As a general guideline, most wood glues need at least 30 to 60 minutes of clamp time in order to set and forge a solid bond between the wood pieces. However, it is advised to leave the clamps in place for a longer period of time—typically around 24 hours—to make sure the glue has completely cured and reached its strongest point.
How long for wood glue to dry before sanding?
The quantity of glue applied, the type of glue used, the atmospheric temperature, and humidity are just a few of the variables that affect how long wood glue needs to cure before sanding.
Generally speaking, wood glues need at least 24 hours to completely dry and solidify before being sanded. This is due to the possibility of a rough or uneven surface if the adhesive is sanded before it has completely dried and gums up the sandpaper.
To prevent harming the wood’s surface, the glue must also be fully dry and fixed before sanding. If you want to know if the adhesive is set enough to sand, carefully push your fingertip into the glue line and look for any indentations.
How long does it take gorilla wood glue to dry?
The manufacturer’s instructions state that Gorilla Wood Glue needs to clamp for 20 to 30 minutes and dry for 24 hours before the glued item can be handled. It’s crucial to remember that drying times can differ based on environmental factors.
How long should wood glue dry before cutting?
Prior to cutting or trimming the wood, it is advised to wait at least 24 hours after applying the glue. This enables the glue to finish drying and develop its complete strength. Cutting the wood too quickly could weaken the connection and lead to glue failure, which would result in the wood pieces separating.
The drying time for wood glue will vary depending on factors such as temperature, humidity, and the type of adhesive being used. Generally speaking, it can take anywhere from one hour to several days for wood glue to dry completely.
Wood glue has been used for centuries to join wood together and is an essential tool in many DIY projects. It is relatively easy to use and, when applied correctly, can provide a strong bond that will last for years.
The irony lies in the fact that although wood glue may seem like a straightforward product and process, there are actually several details that must be taken into account before it can be used effectively and safely.
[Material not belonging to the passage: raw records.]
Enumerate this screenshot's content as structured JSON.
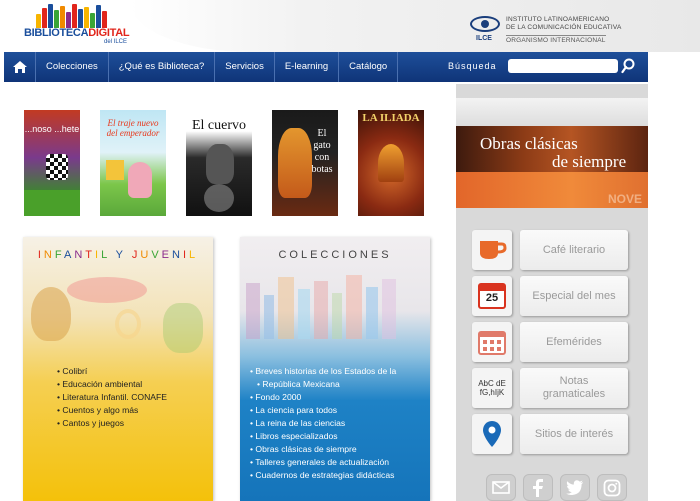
{
  "header": {
    "logo_text_1": "BIBLIOTECA",
    "logo_text_2": "DIGITAL",
    "logo_sub": "del ILCE",
    "org_abbr": "ILCE",
    "org_line1": "INSTITUTO LATINOAMERICANO",
    "org_line2": "DE LA COMUNICACIÓN EDUCATIVA",
    "org_line3": "ORGANISMO INTERNACIONAL"
  },
  "nav": {
    "items": [
      "Colecciones",
      "¿Qué es Biblioteca?",
      "Servicios",
      "E-learning",
      "Catálogo"
    ],
    "search_label": "Búsqueda",
    "search_value": ""
  },
  "books": [
    {
      "title": "...noso ...hete"
    },
    {
      "title": "El traje nuevo del emperador"
    },
    {
      "title": "El cuervo"
    },
    {
      "title": "El gato con botas"
    },
    {
      "title": "LA ILIADA"
    }
  ],
  "panels": {
    "infantil": {
      "title_parts": [
        "I",
        "N",
        "F",
        "A",
        "N",
        "T",
        "I",
        "L",
        " ",
        "Y",
        " ",
        "J",
        "U",
        "V",
        "E",
        "N",
        "I",
        "L"
      ],
      "items": [
        "Colibrí",
        "Educación ambiental",
        "Literatura Infantil. CONAFE",
        "Cuentos y algo más",
        "Cantos y juegos"
      ]
    },
    "colecciones": {
      "title": "COLECCIONES",
      "items": [
        "Breves historias de los Estados de la",
        "República Mexicana",
        "Fondo 2000",
        "La ciencia para todos",
        "La reina de las ciencias",
        "Libros especializados",
        "Obras clásicas de siempre",
        "Talleres generales de actualización",
        "Cuadernos de estrategias didácticas"
      ]
    }
  },
  "sidebar": {
    "banner_line1": "Obras clásicas",
    "banner_line2": "de siempre",
    "banner_watermark": "NOVE",
    "buttons": [
      {
        "label": "Café literario",
        "icon": "coffee-cup-icon"
      },
      {
        "label": "Especial del mes",
        "icon": "calendar-icon",
        "icon_text": "25"
      },
      {
        "label": "Efemérides",
        "icon": "calendar-grid-icon"
      },
      {
        "label": "Notas gramaticales",
        "icon": "grammar-icon",
        "icon_text_1": "AbC dE",
        "icon_text_2": "fG,hIjK"
      },
      {
        "label": "Sitios de interés",
        "icon": "location-pin-icon"
      }
    ],
    "social": [
      "mail-icon",
      "facebook-icon",
      "twitter-icon",
      "instagram-icon"
    ]
  },
  "colors": {
    "nav_blue": "#12397e",
    "infantil_yellow": "#f4c10a",
    "colecciones_blue": "#1574ba",
    "banner_orange": "#e2662a"
  }
}
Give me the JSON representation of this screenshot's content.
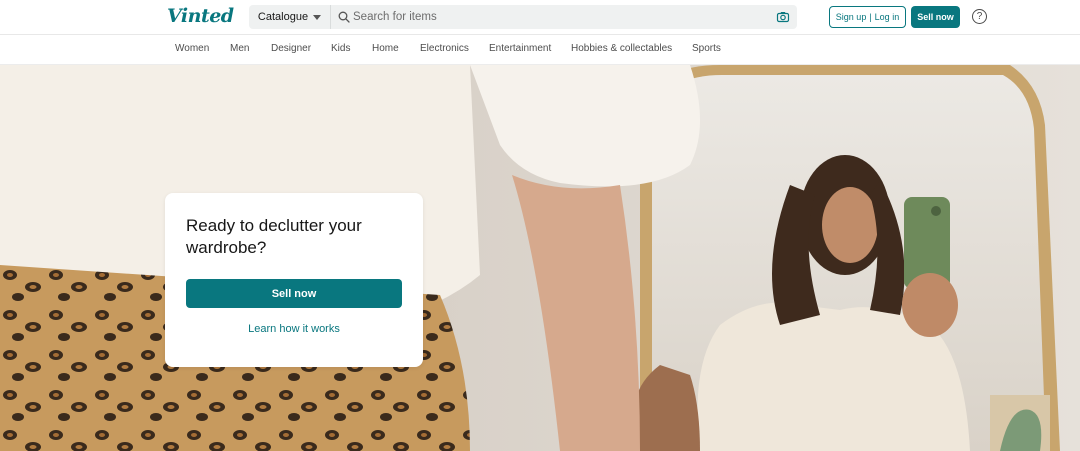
{
  "header": {
    "logo": "Vinted",
    "catalogue_label": "Catalogue",
    "search_placeholder": "Search for items",
    "signup_label": "Sign up",
    "login_label": "Log in",
    "sell_now_label": "Sell now",
    "help_label": "?"
  },
  "categories": [
    "Women",
    "Men",
    "Designer",
    "Kids",
    "Home",
    "Electronics",
    "Entertainment",
    "Hobbies & collectables",
    "Sports"
  ],
  "hero": {
    "title": "Ready to declutter your wardrobe?",
    "sell_now_label": "Sell now",
    "learn_label": "Learn how it works"
  },
  "colors": {
    "brand": "#09777f"
  }
}
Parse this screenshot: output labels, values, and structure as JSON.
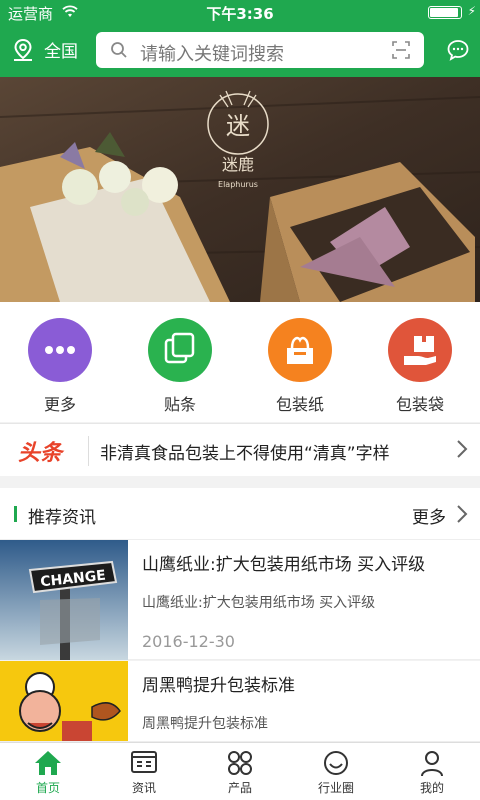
{
  "status_bar": {
    "carrier": "运营商",
    "time": "下午3:36"
  },
  "header": {
    "region": "全国",
    "search_placeholder": "请输入关键词搜索"
  },
  "banner": {
    "brand": "迷鹿",
    "brand_sub": "Elaphurus"
  },
  "categories": [
    {
      "label": "更多",
      "color": "#8a5cd6",
      "icon": "more-icon"
    },
    {
      "label": "贴条",
      "color": "#2ab24f",
      "icon": "copy-icon"
    },
    {
      "label": "包装纸",
      "color": "#f5821f",
      "icon": "tissue-box-icon"
    },
    {
      "label": "包装袋",
      "color": "#e0553a",
      "icon": "package-hand-icon"
    }
  ],
  "headline": {
    "tag": "头条",
    "text": "非清真食品包装上不得使用“清真”字样"
  },
  "recommend": {
    "title": "推荐资讯",
    "more": "更多"
  },
  "news": [
    {
      "title": "山鹰纸业:扩大包装用纸市场 买入评级",
      "summary": "山鹰纸业:扩大包装用纸市场 买入评级",
      "date": "2016-12-30",
      "thumb_text": "CHANGE"
    },
    {
      "title": "周黑鸭提升包装标准",
      "summary": "周黑鸭提升包装标准",
      "date": ""
    }
  ],
  "tabs": [
    {
      "label": "首页",
      "icon": "home-icon",
      "active": true
    },
    {
      "label": "资讯",
      "icon": "news-icon",
      "active": false
    },
    {
      "label": "产品",
      "icon": "grid-icon",
      "active": false
    },
    {
      "label": "行业圈",
      "icon": "smile-circle-icon",
      "active": false
    },
    {
      "label": "我的",
      "icon": "user-icon",
      "active": false
    }
  ],
  "colors": {
    "brand_green": "#1fa84f",
    "headline_red": "#e8432a"
  }
}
By taking the time to understand these factors, woodworkers can ensure they use the right type of glue for their project and achieve a strong bond that lasts for years to come.
Finally, it is important to know how long your chosen type of glue will take to dry, as this will determine how quickly you can proceed with the project.